• PROBLEM DESCRIPTION: Filter the listing down to the lines containing the word "FBZJ".
★ ★ ★ ★ ★ ★ ★
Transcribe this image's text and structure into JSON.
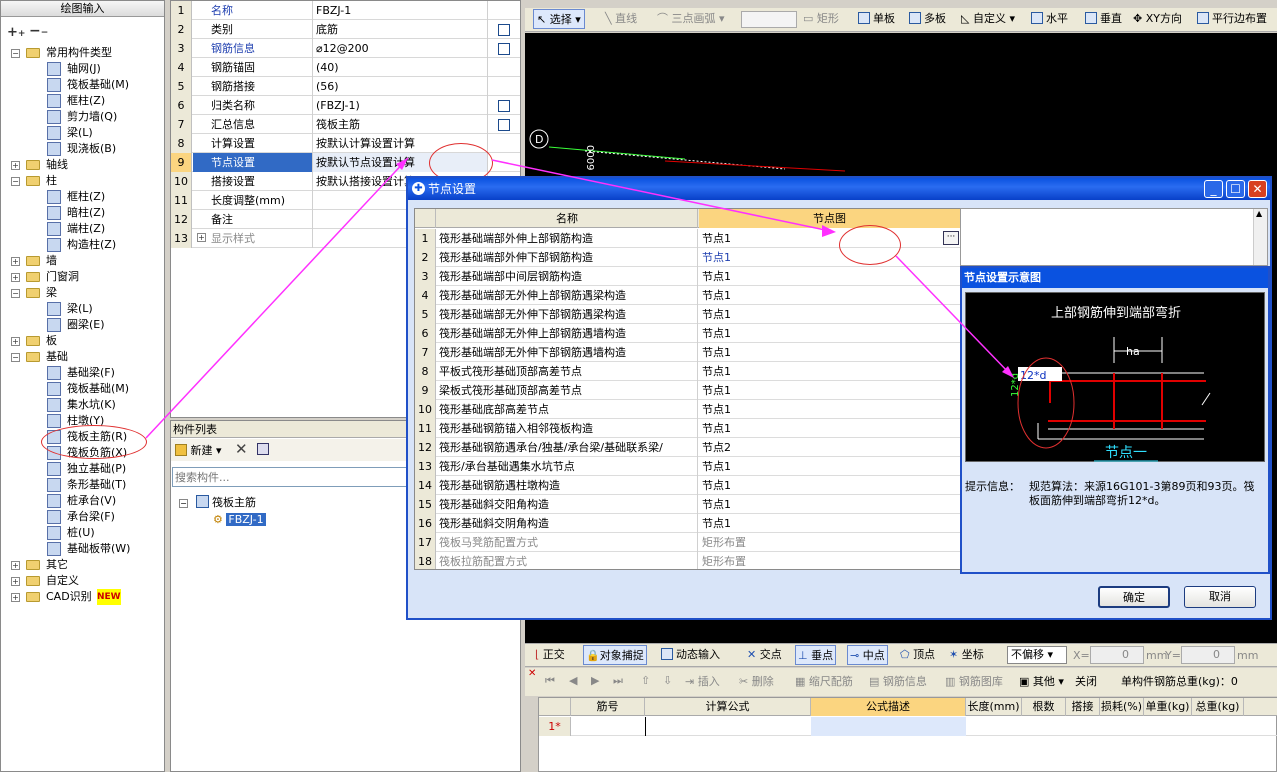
{
  "left_panel": {
    "title": "绘图输入",
    "tree": [
      {
        "label": "常用构件类型",
        "level": 0,
        "kind": "folder",
        "expanded": true
      },
      {
        "label": "轴网(J)",
        "level": 1,
        "kind": "item"
      },
      {
        "label": "筏板基础(M)",
        "level": 1,
        "kind": "item"
      },
      {
        "label": "框柱(Z)",
        "level": 1,
        "kind": "item"
      },
      {
        "label": "剪力墙(Q)",
        "level": 1,
        "kind": "item"
      },
      {
        "label": "梁(L)",
        "level": 1,
        "kind": "item"
      },
      {
        "label": "现浇板(B)",
        "level": 1,
        "kind": "item"
      },
      {
        "label": "轴线",
        "level": 0,
        "kind": "folder",
        "expanded": false
      },
      {
        "label": "柱",
        "level": 0,
        "kind": "folder",
        "expanded": true
      },
      {
        "label": "框柱(Z)",
        "level": 1,
        "kind": "item"
      },
      {
        "label": "暗柱(Z)",
        "level": 1,
        "kind": "item"
      },
      {
        "label": "端柱(Z)",
        "level": 1,
        "kind": "item"
      },
      {
        "label": "构造柱(Z)",
        "level": 1,
        "kind": "item"
      },
      {
        "label": "墙",
        "level": 0,
        "kind": "folder",
        "expanded": false
      },
      {
        "label": "门窗洞",
        "level": 0,
        "kind": "folder",
        "expanded": false
      },
      {
        "label": "梁",
        "level": 0,
        "kind": "folder",
        "expanded": true
      },
      {
        "label": "梁(L)",
        "level": 1,
        "kind": "item"
      },
      {
        "label": "圈梁(E)",
        "level": 1,
        "kind": "item"
      },
      {
        "label": "板",
        "level": 0,
        "kind": "folder",
        "expanded": false
      },
      {
        "label": "基础",
        "level": 0,
        "kind": "folder",
        "expanded": true
      },
      {
        "label": "基础梁(F)",
        "level": 1,
        "kind": "item"
      },
      {
        "label": "筏板基础(M)",
        "level": 1,
        "kind": "item"
      },
      {
        "label": "集水坑(K)",
        "level": 1,
        "kind": "item"
      },
      {
        "label": "柱墩(Y)",
        "level": 1,
        "kind": "item"
      },
      {
        "label": "筏板主筋(R)",
        "level": 1,
        "kind": "item"
      },
      {
        "label": "筏板负筋(X)",
        "level": 1,
        "kind": "item"
      },
      {
        "label": "独立基础(P)",
        "level": 1,
        "kind": "item"
      },
      {
        "label": "条形基础(T)",
        "level": 1,
        "kind": "item"
      },
      {
        "label": "桩承台(V)",
        "level": 1,
        "kind": "item"
      },
      {
        "label": "承台梁(F)",
        "level": 1,
        "kind": "item"
      },
      {
        "label": "桩(U)",
        "level": 1,
        "kind": "item"
      },
      {
        "label": "基础板带(W)",
        "level": 1,
        "kind": "item"
      },
      {
        "label": "其它",
        "level": 0,
        "kind": "folder",
        "expanded": false
      },
      {
        "label": "自定义",
        "level": 0,
        "kind": "folder",
        "expanded": false
      },
      {
        "label": "CAD识别",
        "level": 0,
        "kind": "folder",
        "expanded": false,
        "badge": "NEW"
      }
    ]
  },
  "props": {
    "rows": [
      {
        "n": "1",
        "name": "名称",
        "value": "FBZJ-1",
        "blue": true,
        "check": false
      },
      {
        "n": "2",
        "name": "类别",
        "value": "底筋",
        "blue": false,
        "check": true
      },
      {
        "n": "3",
        "name": "钢筋信息",
        "value": "⌀12@200",
        "blue": true,
        "check": true
      },
      {
        "n": "4",
        "name": "钢筋锚固",
        "value": "(40)",
        "blue": false,
        "check": false
      },
      {
        "n": "5",
        "name": "钢筋搭接",
        "value": "(56)",
        "blue": false,
        "check": false
      },
      {
        "n": "6",
        "name": "归类名称",
        "value": "(FBZJ-1)",
        "blue": false,
        "check": true
      },
      {
        "n": "7",
        "name": "汇总信息",
        "value": "筏板主筋",
        "blue": false,
        "check": true
      },
      {
        "n": "8",
        "name": "计算设置",
        "value": "按默认计算设置计算",
        "blue": false,
        "check": false
      },
      {
        "n": "9",
        "name": "节点设置",
        "value": "按默认节点设置计算",
        "blue": false,
        "check": false,
        "selected": true
      },
      {
        "n": "10",
        "name": "搭接设置",
        "value": "按默认搭接设置计算",
        "blue": false,
        "check": false
      },
      {
        "n": "11",
        "name": "长度调整(mm)",
        "value": "",
        "blue": false,
        "check": false
      },
      {
        "n": "12",
        "name": "备注",
        "value": "",
        "blue": false,
        "check": false
      },
      {
        "n": "13",
        "name": "显示样式",
        "value": "",
        "blue": false,
        "check": false,
        "gray": true,
        "expander": "+"
      }
    ]
  },
  "component_list": {
    "title": "构件列表",
    "new_label": "新建",
    "search_placeholder": "搜索构件...",
    "tree_root": "筏板主筋",
    "tree_child": "FBZJ-1"
  },
  "top_toolbar": {
    "select": "选择",
    "line": "直线",
    "arc": "三点画弧",
    "rect": "矩形",
    "single": "单板",
    "multi": "多板",
    "custom": "自定义",
    "horizontal": "水平",
    "vertical": "垂直",
    "xy": "XY方向",
    "parallel": "平行边布置"
  },
  "canvas": {
    "axis_label": "D",
    "dim_text": "0009"
  },
  "dialog": {
    "title": "节点设置",
    "col_name": "名称",
    "col_node": "节点图",
    "rows": [
      {
        "n": "1",
        "name": "筏形基础端部外伸上部钢筋构造",
        "value": "节点1",
        "blue": false,
        "ellipsis": true
      },
      {
        "n": "2",
        "name": "筏形基础端部外伸下部钢筋构造",
        "value": "节点1",
        "blue": true
      },
      {
        "n": "3",
        "name": "筏形基础端部中间层钢筋构造",
        "value": "节点1"
      },
      {
        "n": "4",
        "name": "筏形基础端部无外伸上部钢筋遇梁构造",
        "value": "节点1"
      },
      {
        "n": "5",
        "name": "筏形基础端部无外伸下部钢筋遇梁构造",
        "value": "节点1"
      },
      {
        "n": "6",
        "name": "筏形基础端部无外伸上部钢筋遇墙构造",
        "value": "节点1"
      },
      {
        "n": "7",
        "name": "筏形基础端部无外伸下部钢筋遇墙构造",
        "value": "节点1"
      },
      {
        "n": "8",
        "name": "平板式筏形基础顶部高差节点",
        "value": "节点1"
      },
      {
        "n": "9",
        "name": "梁板式筏形基础顶部高差节点",
        "value": "节点1"
      },
      {
        "n": "10",
        "name": "筏形基础底部高差节点",
        "value": "节点1"
      },
      {
        "n": "11",
        "name": "筏形基础钢筋锚入相邻筏板构造",
        "value": "节点1"
      },
      {
        "n": "12",
        "name": "筏形基础钢筋遇承台/独基/承台梁/基础联系梁/",
        "value": "节点2"
      },
      {
        "n": "13",
        "name": "筏形/承台基础遇集水坑节点",
        "value": "节点1"
      },
      {
        "n": "14",
        "name": "筏形基础钢筋遇柱墩构造",
        "value": "节点1"
      },
      {
        "n": "15",
        "name": "筏形基础斜交阳角构造",
        "value": "节点1"
      },
      {
        "n": "16",
        "name": "筏形基础斜交阴角构造",
        "value": "节点1"
      },
      {
        "n": "17",
        "name": "筏板马凳筋配置方式",
        "value": "矩形布置",
        "gray": true
      },
      {
        "n": "18",
        "name": "筏板拉筋配置方式",
        "value": "矩形布置",
        "gray": true
      }
    ],
    "preview_title": "节点设置示意图",
    "diagram_heading": "上部钢筋伸到端部弯折",
    "diagram_label": "12*d",
    "diagram_vert": "12*d",
    "diagram_ha": "ha",
    "diagram_node": "节点一",
    "hint_label": "提示信息：",
    "hint_text": "规范算法：来源16G101-3第89页和93页。筏板面筋伸到端部弯折12*d。",
    "ok": "确定",
    "cancel": "取消"
  },
  "bottom_toolbar": {
    "ortho": "正交",
    "snap": "对象捕捉",
    "dyn": "动态输入",
    "intersect": "交点",
    "perp": "垂点",
    "mid": "中点",
    "vertex": "顶点",
    "coord": "坐标",
    "offset": "不偏移",
    "x_label": "X=",
    "x_val": "0",
    "y_label": "Y=",
    "y_val": "0",
    "mm": "mm"
  },
  "rebar_toolbar": {
    "insert": "插入",
    "delete": "删除",
    "scale": "缩尺配筋",
    "info": "钢筋信息",
    "lib": "钢筋图库",
    "other": "其他",
    "close": "关闭",
    "total": "单构件钢筋总重(kg)：0"
  },
  "rebar_grid": {
    "cols": [
      "筋号",
      "计算公式",
      "公式描述",
      "长度(mm)",
      "根数",
      "搭接",
      "损耗(%)",
      "单重(kg)",
      "总重(kg)"
    ],
    "row1": "1*"
  },
  "colors": {
    "accent": "#0a52e0",
    "selected": "#316ac5",
    "annotation": "#ff30ff",
    "red": "#e00000"
  }
}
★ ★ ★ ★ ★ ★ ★
• RESULT FOR THIS TASK:
        "value": "FBZJ-1",
        "value": "(FBZJ-1)",
    "tree_child": "FBZJ-1"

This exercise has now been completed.